◆ Task instructions ◆
Restate each record below word for word, skipping images.
=== Input records ===
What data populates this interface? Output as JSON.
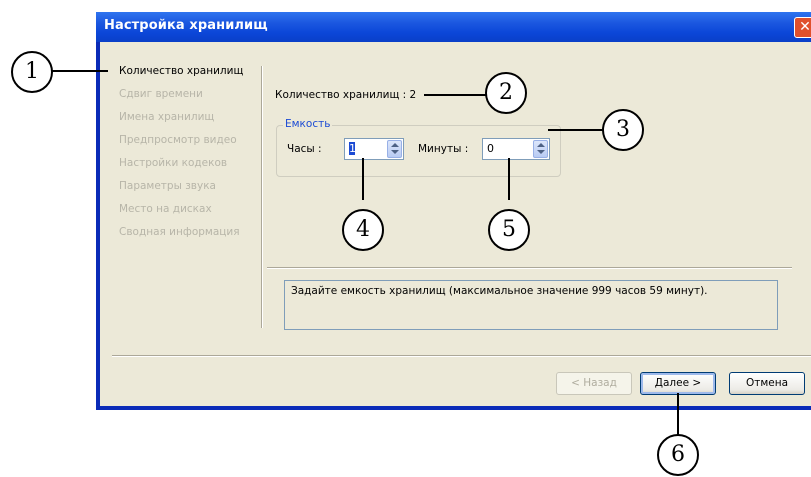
{
  "window": {
    "title": "Настройка хранилищ"
  },
  "nav": {
    "items": [
      {
        "label": "Количество хранилищ",
        "active": true
      },
      {
        "label": "Сдвиг времени",
        "active": false
      },
      {
        "label": "Имена хранилищ",
        "active": false
      },
      {
        "label": "Предпросмотр видео",
        "active": false
      },
      {
        "label": "Настройки кодеков",
        "active": false
      },
      {
        "label": "Параметры звука",
        "active": false
      },
      {
        "label": "Место на дисках",
        "active": false
      },
      {
        "label": "Сводная информация",
        "active": false
      }
    ]
  },
  "main": {
    "count_label": "Количество хранилищ : 2",
    "capacity_group": "Емкость",
    "hours_label": "Часы :",
    "hours_value": "1",
    "minutes_label": "Минуты :",
    "minutes_value": "0",
    "hint": "Задайте емкость хранилищ (максимальное значение 999 часов 59 минут)."
  },
  "buttons": {
    "back": "< Назад",
    "next": "Далее >",
    "cancel": "Отмена"
  },
  "callouts": [
    "1",
    "2",
    "3",
    "4",
    "5",
    "6"
  ],
  "colors": {
    "titlebar": "#0b46d8",
    "client": "#ece9d8",
    "group_title": "#1c4bd4"
  }
}
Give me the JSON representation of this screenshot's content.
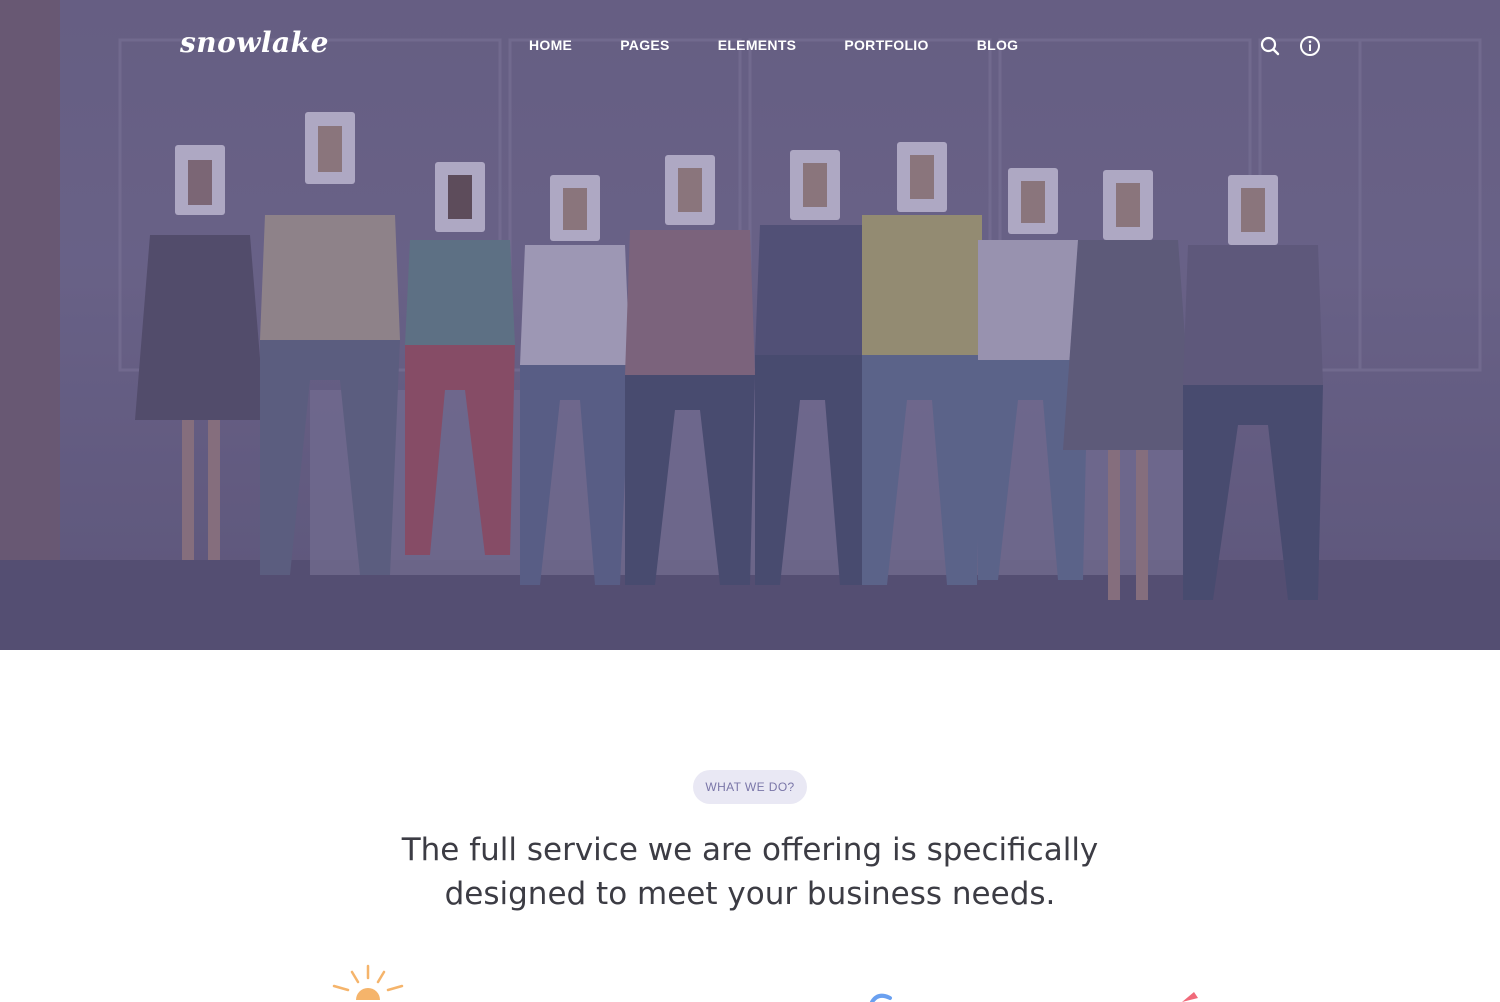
{
  "header": {
    "logo_text": "snowlake",
    "nav": [
      {
        "label": "HOME"
      },
      {
        "label": "PAGES"
      },
      {
        "label": "ELEMENTS"
      },
      {
        "label": "PORTFOLIO"
      },
      {
        "label": "BLOG"
      }
    ],
    "icons": [
      "search-icon",
      "info-icon"
    ]
  },
  "hero": {
    "overlay_color": "#5e5680",
    "people_count": 10
  },
  "section": {
    "badge": "WHAT WE DO?",
    "headline_line1": "The full service we are offering is specifically",
    "headline_line2": "designed to meet your business needs."
  },
  "feature_icons": [
    "sun-icon",
    "chart-icon",
    "pen-icon"
  ],
  "colors": {
    "badge_bg": "#e9e8f4",
    "badge_text": "#7a76a8",
    "headline": "#3c3c44",
    "sun": "#f5b46b",
    "blue": "#6aa0f0",
    "red": "#f06a7a"
  }
}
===
◆ Your response ◆
What data populates this interface? Output as JSON.
{
  "window": {
    "title": "Настройка хранилищ"
  },
  "nav": {
    "items": [
      {
        "label": "Количество хранилищ",
        "active": true
      },
      {
        "label": "Сдвиг времени",
        "active": false
      },
      {
        "label": "Имена хранилищ",
        "active": false
      },
      {
        "label": "Предпросмотр видео",
        "active": false
      },
      {
        "label": "Настройки кодеков",
        "active": false
      },
      {
        "label": "Параметры звука",
        "active": false
      },
      {
        "label": "Место на дисках",
        "active": false
      },
      {
        "label": "Сводная информация",
        "active": false
      }
    ]
  },
  "main": {
    "count_label": "Количество хранилищ : 2",
    "capacity_group": "Емкость",
    "hours_label": "Часы :",
    "hours_value": "1",
    "minutes_label": "Минуты :",
    "minutes_value": "0",
    "hint": "Задайте емкость хранилищ (максимальное значение 999 часов 59 минут)."
  },
  "buttons": {
    "back": "< Назад",
    "next": "Далее >",
    "cancel": "Отмена"
  },
  "callouts": [
    "1",
    "2",
    "3",
    "4",
    "5",
    "6"
  ],
  "colors": {
    "titlebar": "#0b46d8",
    "client": "#ece9d8",
    "group_title": "#1c4bd4"
  }
}
Give me the JSON representation of this screenshot's content.
{
  "header": {
    "logo_text": "snowlake",
    "nav": [
      {
        "label": "HOME"
      },
      {
        "label": "PAGES"
      },
      {
        "label": "ELEMENTS"
      },
      {
        "label": "PORTFOLIO"
      },
      {
        "label": "BLOG"
      }
    ],
    "icons": [
      "search-icon",
      "info-icon"
    ]
  },
  "hero": {
    "overlay_color": "#5e5680",
    "people_count": 10
  },
  "section": {
    "badge": "WHAT WE DO?",
    "headline_line1": "The full service we are offering is specifically",
    "headline_line2": "designed to meet your business needs."
  },
  "feature_icons": [
    "sun-icon",
    "chart-icon",
    "pen-icon"
  ],
  "colors": {
    "badge_bg": "#e9e8f4",
    "badge_text": "#7a76a8",
    "headline": "#3c3c44",
    "sun": "#f5b46b",
    "blue": "#6aa0f0",
    "red": "#f06a7a"
  }
}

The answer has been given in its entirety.